■ **WHAT NEEDS TO BE DONE**: Pick every line with "servers" from the material below.

■ **SUPPLIED DATA**:

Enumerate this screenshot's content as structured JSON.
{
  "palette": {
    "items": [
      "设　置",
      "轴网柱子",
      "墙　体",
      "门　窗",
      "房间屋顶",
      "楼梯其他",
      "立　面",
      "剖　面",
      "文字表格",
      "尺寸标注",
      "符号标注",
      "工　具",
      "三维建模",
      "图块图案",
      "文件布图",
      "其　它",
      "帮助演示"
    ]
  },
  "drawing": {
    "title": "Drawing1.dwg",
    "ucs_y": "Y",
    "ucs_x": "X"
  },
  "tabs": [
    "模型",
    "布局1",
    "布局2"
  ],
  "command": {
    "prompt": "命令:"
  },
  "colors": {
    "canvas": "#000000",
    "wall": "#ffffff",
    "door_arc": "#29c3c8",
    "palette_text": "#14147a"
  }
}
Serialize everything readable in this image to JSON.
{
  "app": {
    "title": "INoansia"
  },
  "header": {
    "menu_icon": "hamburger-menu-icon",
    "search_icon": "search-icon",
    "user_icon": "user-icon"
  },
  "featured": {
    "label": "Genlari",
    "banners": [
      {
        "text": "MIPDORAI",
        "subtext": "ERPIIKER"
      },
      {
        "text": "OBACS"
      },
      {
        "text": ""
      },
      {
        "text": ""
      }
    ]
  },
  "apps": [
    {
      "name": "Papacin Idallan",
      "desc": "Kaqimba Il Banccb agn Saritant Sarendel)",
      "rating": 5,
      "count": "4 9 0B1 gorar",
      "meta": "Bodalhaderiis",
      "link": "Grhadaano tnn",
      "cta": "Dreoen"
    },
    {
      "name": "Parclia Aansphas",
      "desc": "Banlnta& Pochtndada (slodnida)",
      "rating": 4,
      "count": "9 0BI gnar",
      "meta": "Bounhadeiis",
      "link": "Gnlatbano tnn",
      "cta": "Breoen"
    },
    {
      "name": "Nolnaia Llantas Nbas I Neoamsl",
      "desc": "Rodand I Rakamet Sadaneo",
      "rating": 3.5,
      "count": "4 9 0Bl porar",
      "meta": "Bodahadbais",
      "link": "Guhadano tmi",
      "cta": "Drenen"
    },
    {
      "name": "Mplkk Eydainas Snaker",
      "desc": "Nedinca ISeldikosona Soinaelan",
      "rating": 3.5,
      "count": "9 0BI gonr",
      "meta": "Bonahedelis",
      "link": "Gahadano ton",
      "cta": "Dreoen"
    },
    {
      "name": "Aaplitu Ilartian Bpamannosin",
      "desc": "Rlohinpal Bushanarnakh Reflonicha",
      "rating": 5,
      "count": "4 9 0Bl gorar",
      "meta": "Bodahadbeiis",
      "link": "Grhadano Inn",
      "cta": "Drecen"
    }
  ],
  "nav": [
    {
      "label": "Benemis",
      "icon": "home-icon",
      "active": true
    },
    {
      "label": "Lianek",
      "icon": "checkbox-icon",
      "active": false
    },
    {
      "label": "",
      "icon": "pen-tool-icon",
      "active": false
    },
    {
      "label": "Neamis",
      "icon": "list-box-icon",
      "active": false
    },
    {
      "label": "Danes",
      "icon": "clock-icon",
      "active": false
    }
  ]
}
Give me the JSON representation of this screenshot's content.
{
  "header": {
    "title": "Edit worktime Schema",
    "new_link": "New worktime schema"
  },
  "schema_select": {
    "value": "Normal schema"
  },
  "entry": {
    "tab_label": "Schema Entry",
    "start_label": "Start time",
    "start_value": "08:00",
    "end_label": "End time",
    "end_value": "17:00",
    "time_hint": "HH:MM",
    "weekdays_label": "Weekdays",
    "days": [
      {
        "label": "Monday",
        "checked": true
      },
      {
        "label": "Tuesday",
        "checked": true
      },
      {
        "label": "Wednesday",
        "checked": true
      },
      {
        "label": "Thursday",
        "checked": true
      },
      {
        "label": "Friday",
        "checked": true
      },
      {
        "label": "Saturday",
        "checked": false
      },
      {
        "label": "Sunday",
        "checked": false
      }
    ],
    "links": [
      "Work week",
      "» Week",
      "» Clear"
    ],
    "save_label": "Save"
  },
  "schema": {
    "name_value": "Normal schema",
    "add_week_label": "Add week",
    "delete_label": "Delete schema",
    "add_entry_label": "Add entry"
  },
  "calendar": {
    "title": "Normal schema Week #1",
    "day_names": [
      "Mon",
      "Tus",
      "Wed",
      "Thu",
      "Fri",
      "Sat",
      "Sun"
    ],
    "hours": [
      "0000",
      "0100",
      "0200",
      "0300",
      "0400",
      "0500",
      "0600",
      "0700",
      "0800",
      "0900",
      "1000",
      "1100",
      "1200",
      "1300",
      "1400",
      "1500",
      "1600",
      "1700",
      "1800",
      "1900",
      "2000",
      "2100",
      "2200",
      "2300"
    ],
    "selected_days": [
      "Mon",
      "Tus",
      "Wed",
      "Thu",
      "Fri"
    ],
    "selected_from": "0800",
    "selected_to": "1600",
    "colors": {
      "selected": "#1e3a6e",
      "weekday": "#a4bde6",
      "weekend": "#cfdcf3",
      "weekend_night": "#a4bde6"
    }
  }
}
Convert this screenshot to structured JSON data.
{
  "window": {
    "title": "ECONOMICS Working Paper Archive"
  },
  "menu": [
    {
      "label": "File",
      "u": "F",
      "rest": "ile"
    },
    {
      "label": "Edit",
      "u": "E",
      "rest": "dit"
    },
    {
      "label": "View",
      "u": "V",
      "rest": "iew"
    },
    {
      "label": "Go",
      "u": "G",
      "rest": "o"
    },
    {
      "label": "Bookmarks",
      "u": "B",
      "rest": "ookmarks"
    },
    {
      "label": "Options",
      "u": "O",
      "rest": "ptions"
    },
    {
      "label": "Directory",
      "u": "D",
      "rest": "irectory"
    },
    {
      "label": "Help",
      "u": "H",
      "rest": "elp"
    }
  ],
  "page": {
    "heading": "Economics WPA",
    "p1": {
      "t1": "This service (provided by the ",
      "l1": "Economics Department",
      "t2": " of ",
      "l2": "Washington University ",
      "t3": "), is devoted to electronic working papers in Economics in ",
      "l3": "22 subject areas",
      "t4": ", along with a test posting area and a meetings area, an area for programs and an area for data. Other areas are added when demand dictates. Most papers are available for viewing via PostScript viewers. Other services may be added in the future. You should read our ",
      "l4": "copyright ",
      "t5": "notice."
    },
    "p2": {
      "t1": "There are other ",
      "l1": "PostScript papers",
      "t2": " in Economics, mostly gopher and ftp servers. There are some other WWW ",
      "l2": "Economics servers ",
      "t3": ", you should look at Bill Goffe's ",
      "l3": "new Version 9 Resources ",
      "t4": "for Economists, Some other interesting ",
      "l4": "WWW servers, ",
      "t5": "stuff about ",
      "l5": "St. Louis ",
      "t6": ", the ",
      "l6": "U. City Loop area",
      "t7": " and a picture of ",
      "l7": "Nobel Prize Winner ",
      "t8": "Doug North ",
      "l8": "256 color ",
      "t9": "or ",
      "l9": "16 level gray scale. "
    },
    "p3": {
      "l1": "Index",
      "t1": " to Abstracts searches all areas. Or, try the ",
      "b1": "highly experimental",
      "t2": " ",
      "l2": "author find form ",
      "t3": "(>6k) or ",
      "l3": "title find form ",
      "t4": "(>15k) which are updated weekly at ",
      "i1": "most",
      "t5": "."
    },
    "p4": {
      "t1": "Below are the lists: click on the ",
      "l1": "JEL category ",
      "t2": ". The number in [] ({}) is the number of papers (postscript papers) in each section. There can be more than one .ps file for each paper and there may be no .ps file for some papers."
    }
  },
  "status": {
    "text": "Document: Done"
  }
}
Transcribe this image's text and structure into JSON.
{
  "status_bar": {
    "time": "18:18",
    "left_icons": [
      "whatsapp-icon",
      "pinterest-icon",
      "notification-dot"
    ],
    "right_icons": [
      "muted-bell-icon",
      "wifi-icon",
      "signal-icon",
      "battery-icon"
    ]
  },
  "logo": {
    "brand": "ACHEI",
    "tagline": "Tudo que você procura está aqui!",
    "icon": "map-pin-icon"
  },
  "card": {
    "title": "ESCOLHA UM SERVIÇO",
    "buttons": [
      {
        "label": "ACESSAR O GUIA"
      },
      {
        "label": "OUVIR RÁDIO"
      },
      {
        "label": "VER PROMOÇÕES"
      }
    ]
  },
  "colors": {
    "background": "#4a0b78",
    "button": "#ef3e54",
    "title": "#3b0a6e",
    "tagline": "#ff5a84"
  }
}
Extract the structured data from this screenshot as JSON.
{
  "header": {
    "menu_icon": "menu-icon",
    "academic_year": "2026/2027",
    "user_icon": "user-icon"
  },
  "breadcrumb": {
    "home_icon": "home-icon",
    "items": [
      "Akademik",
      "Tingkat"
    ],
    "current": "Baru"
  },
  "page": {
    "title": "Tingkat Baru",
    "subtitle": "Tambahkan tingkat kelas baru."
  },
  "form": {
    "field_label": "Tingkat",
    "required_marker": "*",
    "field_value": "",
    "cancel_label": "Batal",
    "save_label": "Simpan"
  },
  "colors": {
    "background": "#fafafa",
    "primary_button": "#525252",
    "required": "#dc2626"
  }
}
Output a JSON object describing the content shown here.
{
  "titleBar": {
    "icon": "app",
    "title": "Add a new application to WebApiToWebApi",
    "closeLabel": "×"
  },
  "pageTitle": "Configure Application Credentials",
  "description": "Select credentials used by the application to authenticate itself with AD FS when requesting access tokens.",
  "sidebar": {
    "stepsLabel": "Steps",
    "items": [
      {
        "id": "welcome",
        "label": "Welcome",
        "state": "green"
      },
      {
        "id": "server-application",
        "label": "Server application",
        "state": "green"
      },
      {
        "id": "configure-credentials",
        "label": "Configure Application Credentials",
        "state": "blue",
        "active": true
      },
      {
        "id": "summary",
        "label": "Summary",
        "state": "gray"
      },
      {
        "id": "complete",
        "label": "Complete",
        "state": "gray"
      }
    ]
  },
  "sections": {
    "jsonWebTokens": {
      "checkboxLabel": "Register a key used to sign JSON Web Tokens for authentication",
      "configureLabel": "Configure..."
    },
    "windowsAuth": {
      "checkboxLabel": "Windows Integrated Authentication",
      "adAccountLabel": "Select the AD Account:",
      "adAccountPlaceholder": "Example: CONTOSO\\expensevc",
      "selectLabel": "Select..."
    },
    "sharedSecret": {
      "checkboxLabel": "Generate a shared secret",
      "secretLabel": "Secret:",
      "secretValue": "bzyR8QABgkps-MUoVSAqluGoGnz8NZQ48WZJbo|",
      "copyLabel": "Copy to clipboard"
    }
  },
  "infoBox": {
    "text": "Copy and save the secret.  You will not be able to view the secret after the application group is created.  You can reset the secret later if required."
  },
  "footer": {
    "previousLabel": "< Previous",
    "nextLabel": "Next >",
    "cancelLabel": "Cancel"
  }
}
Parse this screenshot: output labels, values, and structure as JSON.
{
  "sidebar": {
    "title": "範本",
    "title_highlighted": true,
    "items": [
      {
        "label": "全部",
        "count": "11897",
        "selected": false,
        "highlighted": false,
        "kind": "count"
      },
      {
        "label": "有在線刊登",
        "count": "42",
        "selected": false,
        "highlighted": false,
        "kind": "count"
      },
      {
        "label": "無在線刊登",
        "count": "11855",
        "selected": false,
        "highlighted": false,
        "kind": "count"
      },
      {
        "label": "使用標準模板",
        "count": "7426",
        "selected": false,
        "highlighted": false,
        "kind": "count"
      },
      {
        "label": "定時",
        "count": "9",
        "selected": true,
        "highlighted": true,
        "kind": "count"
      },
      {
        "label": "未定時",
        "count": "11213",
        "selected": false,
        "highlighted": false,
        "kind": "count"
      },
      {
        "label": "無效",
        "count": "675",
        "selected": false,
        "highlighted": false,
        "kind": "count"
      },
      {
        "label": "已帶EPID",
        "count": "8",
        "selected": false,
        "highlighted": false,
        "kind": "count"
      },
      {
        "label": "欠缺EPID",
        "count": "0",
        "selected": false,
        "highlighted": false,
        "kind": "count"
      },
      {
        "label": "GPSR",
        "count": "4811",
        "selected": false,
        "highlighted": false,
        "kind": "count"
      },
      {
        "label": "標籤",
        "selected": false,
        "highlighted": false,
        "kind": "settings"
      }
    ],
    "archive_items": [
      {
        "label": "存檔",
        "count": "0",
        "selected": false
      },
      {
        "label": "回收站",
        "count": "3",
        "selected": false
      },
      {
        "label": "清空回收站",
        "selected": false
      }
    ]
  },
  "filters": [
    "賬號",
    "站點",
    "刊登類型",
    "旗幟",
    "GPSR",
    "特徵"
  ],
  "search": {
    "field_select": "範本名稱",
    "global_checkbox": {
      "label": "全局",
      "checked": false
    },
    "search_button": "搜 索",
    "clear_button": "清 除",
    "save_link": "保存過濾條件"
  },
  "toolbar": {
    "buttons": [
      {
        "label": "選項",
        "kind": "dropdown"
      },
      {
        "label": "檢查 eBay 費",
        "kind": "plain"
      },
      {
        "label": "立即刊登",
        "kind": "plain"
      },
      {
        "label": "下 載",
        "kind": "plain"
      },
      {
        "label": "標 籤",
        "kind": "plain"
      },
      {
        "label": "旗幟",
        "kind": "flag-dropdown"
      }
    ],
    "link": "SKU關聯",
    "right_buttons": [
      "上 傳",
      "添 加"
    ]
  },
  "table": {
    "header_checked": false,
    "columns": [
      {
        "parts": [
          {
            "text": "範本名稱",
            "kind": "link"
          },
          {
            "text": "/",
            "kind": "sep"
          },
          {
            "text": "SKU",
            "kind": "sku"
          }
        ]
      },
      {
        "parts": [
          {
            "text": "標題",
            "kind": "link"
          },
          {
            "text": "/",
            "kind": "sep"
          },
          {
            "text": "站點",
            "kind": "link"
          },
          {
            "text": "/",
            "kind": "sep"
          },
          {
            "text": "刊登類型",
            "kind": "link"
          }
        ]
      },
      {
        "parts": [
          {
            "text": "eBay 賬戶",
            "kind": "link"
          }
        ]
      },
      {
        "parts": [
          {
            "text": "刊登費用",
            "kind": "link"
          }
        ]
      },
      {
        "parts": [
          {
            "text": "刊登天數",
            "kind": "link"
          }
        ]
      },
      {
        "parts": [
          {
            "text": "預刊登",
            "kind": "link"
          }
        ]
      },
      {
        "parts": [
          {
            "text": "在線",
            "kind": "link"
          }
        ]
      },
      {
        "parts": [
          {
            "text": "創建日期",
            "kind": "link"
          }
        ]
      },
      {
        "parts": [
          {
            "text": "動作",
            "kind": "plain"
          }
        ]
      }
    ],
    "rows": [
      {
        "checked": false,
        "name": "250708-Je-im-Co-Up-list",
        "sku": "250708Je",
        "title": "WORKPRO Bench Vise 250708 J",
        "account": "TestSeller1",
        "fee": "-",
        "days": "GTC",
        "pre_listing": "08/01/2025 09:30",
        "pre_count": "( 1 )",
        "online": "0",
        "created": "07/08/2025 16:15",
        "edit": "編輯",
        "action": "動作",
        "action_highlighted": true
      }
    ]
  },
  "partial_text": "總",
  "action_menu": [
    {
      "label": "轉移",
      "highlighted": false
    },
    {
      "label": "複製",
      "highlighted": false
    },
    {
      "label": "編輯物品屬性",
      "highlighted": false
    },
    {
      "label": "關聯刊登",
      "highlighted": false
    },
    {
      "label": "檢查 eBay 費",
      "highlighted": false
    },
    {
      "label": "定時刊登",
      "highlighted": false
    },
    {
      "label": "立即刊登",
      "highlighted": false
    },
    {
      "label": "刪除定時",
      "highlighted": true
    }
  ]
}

■ **SOLVED EXERCISE**:
      "t2": " in Economics, mostly gopher and ftp servers. There are some other WWW ",
      "l2": "Economics servers ",
      "l4": "WWW servers, ",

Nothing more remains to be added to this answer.